The developer also wants to sell about $2 billion worth of “non-core assets” and to reduce overhead by $45 million to $50 million annually through organizational changes.

Las Vegas’ largest master-planned community could also see more construction soon, with the developer citing 8 million square feet of “near-term” development opportunities in Summerlin.

The burst of changes follows Hughes Corp.’s announcement in June that as part of a “strategic review,” it was considering a sale of the company; a sale, joint venture or spin-off of a portion of its assets; a recapitalization; or changes to its corporate structure.

The goal was to “maximize shareholder value,” with Weinreb stating at the time that the business “continues to perform extremely well” but indicating its stock price was lower than it should be.

If a buyer had snapped up Hughes Corp., it would have put the Las Vegas Aviators, its ballpark, the open-air Downtown Summerlin mall and thousands of acres of suburban Las Vegas land in new hands.

Hughes Corp. sells land to homebuilders in Summerlin, which spans 22,500 acres along the valley’s western rim, commands some of the highest home and land prices in Southern Nevada, and is one of the top spots in the country for builders’ sales.

Billionaire hedge-fund operator Bill Ackman, chairman of Hughes Corp., told analysts Monday that the company underwent a “full-blown sales process,” with 14 prospective buyers conducting a deep look at the developer.

Eight were seen as lead investors. Among those, he indicated, seven stated they didn’t have the capital for this kind of transaction. The eighth still appears interested, but it’s unclear whether that buyer will make an offer, Ackman said.

Some assets may be sold

Hughes Corp. has projects and properties in several states, including Hawaii, Utah, Texas and New York. In a presentation released Monday, Hughes Corp. listed several non-core assets; none was identified as being in Summerlin.

By selling such assets, the company expects to generate around $600 million in cash proceeds after debt repayment and transaction costs. The funds would be used to buy back shares and for development opportunities in “core” master-planned communities, the company said.

Its presentation also pointed to commercial development pipelines.
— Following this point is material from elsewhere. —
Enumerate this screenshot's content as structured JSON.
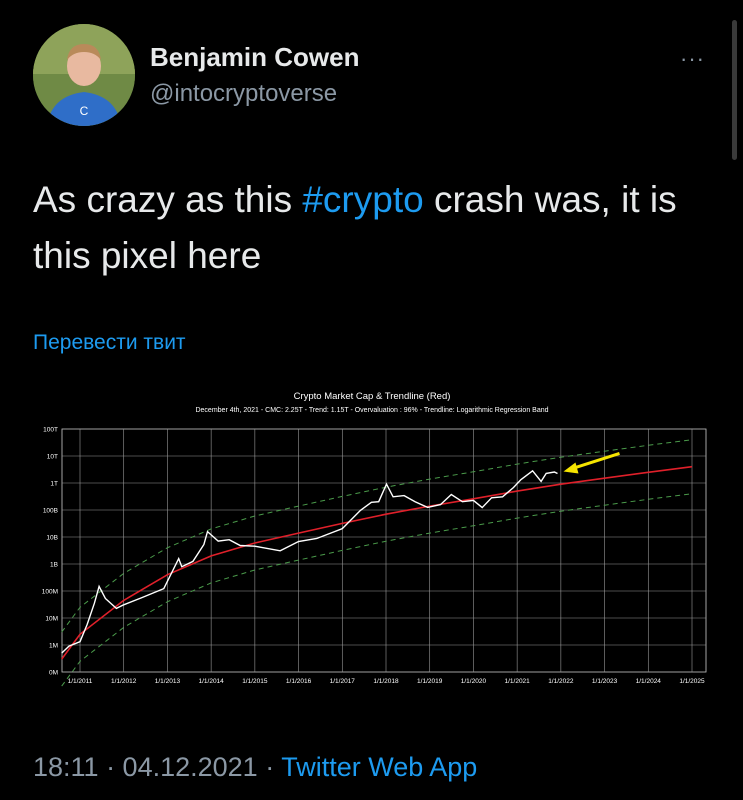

In Summerlin, that includes 5 million square feet of office space, 5,600 multifamily units, and 100,000 square feet of neighborhood retail.

If Hughes Corp. had sold, it wouldn’t have been the first time Summerlin’s developer fell under new ownership.

The Texas-based company traces its roots to its namesake Howard Hughes, the famed aviator, businessman and recluse who acquired the land now known as Summerlin — named after his grandmother Jean Amelia Summerlin — in the 1950s.

Hughes died in 1976. Twenty years later, his heirs sold the Howard Hughes Corp. to Maryland mall developer the Rouse Co. in a $520 million deal, according to news reports at the time.

Chicago mall operator General Growth Properties acquired Rouse in a $12.6 billion deal in 2004 as the real estate bubble inflated. But the economy eventually crashed, and General Growth halted construction of the outdoor mall now known as Downtown Summerlin, leaving a steel skeleton off the side of the 215 Beltway at Sahara Avenue.

General Growth went bankrupt in 2009 — Reuters called it the biggest real estate failure in U.S. history — and as part of its exit from bankruptcy in 2010, it spun off The Howard Hughes Corp. as a separate company with control over Summerlin and other properties.

Contact Eli Segall at esegall@reviewjournal.com or 702-383-0342. Follow @eli_segall on Twitter.

Don't miss the big stories. Like us on Facebook.